(Data excerpts)
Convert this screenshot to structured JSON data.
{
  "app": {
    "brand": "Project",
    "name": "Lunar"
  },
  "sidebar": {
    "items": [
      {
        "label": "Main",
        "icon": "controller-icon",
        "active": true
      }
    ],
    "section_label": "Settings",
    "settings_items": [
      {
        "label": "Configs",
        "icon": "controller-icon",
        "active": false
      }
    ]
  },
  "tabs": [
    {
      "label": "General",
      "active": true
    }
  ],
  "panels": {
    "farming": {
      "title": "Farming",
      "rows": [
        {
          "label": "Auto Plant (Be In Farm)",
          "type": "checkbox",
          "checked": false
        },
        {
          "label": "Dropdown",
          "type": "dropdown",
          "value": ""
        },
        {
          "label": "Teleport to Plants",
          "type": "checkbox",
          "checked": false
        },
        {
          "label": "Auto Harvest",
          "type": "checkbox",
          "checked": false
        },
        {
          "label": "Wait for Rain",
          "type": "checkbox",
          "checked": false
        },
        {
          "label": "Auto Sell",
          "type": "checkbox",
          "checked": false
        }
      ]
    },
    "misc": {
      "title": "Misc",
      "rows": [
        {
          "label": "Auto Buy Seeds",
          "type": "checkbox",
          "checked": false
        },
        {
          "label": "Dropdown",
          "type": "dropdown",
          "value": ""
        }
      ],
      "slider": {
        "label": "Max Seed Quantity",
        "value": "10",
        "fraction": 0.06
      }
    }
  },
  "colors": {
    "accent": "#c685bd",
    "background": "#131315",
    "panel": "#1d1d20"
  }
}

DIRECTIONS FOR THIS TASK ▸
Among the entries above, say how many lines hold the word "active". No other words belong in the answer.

EXERCISE SOLUTION ▸
3